■ Problem statement: Look through the records below, and whenever a line contains "description", copy it.

■ Data to use:
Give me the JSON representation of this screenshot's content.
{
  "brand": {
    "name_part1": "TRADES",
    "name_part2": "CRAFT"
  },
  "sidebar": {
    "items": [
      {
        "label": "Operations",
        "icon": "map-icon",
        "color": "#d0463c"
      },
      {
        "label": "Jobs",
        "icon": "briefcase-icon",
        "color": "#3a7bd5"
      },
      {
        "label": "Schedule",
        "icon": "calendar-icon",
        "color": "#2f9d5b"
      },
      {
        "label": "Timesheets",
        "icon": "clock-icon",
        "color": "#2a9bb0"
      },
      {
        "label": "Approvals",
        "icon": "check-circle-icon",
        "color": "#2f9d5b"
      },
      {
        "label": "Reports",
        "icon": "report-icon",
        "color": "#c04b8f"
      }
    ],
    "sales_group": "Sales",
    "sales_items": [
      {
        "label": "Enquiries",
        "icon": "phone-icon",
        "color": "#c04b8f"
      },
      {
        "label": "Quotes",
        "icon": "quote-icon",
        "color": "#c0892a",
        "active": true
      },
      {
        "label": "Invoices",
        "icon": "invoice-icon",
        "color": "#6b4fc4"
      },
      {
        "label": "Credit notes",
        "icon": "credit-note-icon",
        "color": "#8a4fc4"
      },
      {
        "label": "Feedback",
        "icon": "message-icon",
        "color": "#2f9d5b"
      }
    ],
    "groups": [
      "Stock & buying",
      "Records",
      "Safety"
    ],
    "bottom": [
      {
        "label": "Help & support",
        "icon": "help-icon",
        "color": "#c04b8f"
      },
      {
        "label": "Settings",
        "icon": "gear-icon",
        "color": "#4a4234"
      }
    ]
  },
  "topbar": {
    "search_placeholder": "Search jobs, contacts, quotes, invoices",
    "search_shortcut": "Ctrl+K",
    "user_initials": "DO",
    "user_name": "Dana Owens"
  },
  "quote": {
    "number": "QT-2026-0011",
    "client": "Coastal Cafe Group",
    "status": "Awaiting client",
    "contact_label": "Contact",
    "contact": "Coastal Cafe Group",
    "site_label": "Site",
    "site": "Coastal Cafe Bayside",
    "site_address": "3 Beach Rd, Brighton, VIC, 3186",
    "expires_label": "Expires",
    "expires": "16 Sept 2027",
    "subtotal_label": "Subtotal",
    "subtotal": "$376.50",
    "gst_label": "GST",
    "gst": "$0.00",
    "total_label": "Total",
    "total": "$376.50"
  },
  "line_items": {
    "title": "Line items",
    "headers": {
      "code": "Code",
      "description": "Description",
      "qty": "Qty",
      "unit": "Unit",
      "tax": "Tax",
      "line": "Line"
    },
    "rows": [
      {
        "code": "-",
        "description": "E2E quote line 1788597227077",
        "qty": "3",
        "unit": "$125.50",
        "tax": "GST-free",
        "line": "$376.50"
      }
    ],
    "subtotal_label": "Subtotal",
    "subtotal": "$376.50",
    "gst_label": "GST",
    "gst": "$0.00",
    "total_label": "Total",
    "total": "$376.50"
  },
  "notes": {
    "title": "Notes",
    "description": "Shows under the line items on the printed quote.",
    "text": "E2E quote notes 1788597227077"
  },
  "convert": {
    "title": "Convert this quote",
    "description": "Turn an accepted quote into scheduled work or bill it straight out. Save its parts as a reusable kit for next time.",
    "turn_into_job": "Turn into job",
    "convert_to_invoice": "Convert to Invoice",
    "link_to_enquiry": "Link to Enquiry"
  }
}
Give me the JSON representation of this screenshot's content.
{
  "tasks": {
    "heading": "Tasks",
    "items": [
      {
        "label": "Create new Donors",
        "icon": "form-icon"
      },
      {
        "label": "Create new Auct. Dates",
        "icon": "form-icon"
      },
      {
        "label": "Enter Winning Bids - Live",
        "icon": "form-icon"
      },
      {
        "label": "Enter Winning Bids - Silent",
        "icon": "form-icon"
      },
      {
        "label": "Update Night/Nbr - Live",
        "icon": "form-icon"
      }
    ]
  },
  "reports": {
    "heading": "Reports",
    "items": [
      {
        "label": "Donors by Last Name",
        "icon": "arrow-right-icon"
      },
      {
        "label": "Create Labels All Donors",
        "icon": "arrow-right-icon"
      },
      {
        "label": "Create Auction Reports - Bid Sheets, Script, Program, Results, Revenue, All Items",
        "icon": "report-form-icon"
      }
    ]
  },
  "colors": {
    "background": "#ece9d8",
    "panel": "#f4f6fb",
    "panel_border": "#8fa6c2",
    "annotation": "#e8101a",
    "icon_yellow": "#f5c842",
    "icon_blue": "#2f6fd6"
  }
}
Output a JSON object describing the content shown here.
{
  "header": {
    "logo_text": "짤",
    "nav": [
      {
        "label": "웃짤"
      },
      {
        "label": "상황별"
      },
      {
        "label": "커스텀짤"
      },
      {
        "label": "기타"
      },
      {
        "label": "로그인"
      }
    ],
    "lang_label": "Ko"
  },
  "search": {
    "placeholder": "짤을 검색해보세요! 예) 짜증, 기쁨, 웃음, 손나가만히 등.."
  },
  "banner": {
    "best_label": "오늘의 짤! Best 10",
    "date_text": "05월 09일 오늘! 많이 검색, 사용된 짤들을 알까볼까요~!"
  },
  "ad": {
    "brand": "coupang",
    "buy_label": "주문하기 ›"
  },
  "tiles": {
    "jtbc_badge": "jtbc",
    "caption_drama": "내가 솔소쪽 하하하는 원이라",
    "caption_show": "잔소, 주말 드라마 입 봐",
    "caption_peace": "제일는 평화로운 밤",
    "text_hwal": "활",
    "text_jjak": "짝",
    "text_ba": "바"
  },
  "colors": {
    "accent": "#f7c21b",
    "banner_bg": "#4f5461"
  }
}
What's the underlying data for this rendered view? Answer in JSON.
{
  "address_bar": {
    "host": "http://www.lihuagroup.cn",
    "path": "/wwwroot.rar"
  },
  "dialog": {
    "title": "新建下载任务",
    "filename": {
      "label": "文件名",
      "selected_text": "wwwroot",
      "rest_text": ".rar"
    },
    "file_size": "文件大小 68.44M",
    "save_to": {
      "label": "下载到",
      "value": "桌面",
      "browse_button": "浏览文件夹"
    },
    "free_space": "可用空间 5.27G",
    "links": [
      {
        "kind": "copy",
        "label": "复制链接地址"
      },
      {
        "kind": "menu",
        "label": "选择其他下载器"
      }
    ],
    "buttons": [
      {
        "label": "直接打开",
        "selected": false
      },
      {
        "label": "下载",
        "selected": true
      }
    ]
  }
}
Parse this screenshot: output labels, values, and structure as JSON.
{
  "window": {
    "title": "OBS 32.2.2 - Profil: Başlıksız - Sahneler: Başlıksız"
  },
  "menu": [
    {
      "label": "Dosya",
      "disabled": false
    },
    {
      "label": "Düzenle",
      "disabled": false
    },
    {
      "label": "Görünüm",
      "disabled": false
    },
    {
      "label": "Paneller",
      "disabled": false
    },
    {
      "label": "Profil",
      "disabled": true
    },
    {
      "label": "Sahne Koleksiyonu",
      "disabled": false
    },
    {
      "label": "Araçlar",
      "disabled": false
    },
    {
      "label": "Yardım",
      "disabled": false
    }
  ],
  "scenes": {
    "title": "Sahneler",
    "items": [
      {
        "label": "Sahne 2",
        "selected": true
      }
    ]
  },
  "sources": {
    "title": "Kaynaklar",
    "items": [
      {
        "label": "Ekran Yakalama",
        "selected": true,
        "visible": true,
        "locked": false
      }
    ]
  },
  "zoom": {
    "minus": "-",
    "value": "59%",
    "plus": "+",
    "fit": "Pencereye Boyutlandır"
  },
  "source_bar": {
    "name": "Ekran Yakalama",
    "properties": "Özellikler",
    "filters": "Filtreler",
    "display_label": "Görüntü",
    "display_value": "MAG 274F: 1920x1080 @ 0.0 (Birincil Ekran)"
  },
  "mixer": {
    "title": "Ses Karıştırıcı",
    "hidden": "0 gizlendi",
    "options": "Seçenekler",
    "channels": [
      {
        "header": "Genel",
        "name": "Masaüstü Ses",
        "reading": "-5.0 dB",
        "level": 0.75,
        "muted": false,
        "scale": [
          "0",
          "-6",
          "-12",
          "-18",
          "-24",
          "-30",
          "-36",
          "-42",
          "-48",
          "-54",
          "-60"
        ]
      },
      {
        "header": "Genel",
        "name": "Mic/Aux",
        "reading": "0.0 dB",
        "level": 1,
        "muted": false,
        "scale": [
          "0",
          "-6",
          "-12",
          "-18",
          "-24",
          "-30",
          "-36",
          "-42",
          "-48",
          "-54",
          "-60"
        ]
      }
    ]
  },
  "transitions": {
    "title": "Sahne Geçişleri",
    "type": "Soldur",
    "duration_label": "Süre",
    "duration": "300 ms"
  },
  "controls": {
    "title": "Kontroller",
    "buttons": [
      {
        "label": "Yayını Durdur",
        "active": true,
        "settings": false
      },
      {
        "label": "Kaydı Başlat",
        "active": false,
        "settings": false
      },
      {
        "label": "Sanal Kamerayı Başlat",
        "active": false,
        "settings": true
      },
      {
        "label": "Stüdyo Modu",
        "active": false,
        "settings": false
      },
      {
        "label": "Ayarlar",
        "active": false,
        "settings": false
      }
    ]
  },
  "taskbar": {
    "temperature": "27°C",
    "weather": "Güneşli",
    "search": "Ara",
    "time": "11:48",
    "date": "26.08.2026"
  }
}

■ Problem solution:
      "description": "Description",
        "description": "E2E quote line 1788597227077",
    "description": "Shows under the line items on the printed quote.",
    "description": "Turn an accepted quote into scheduled work or bill it straight out. Save its parts as a reusable kit for next time.",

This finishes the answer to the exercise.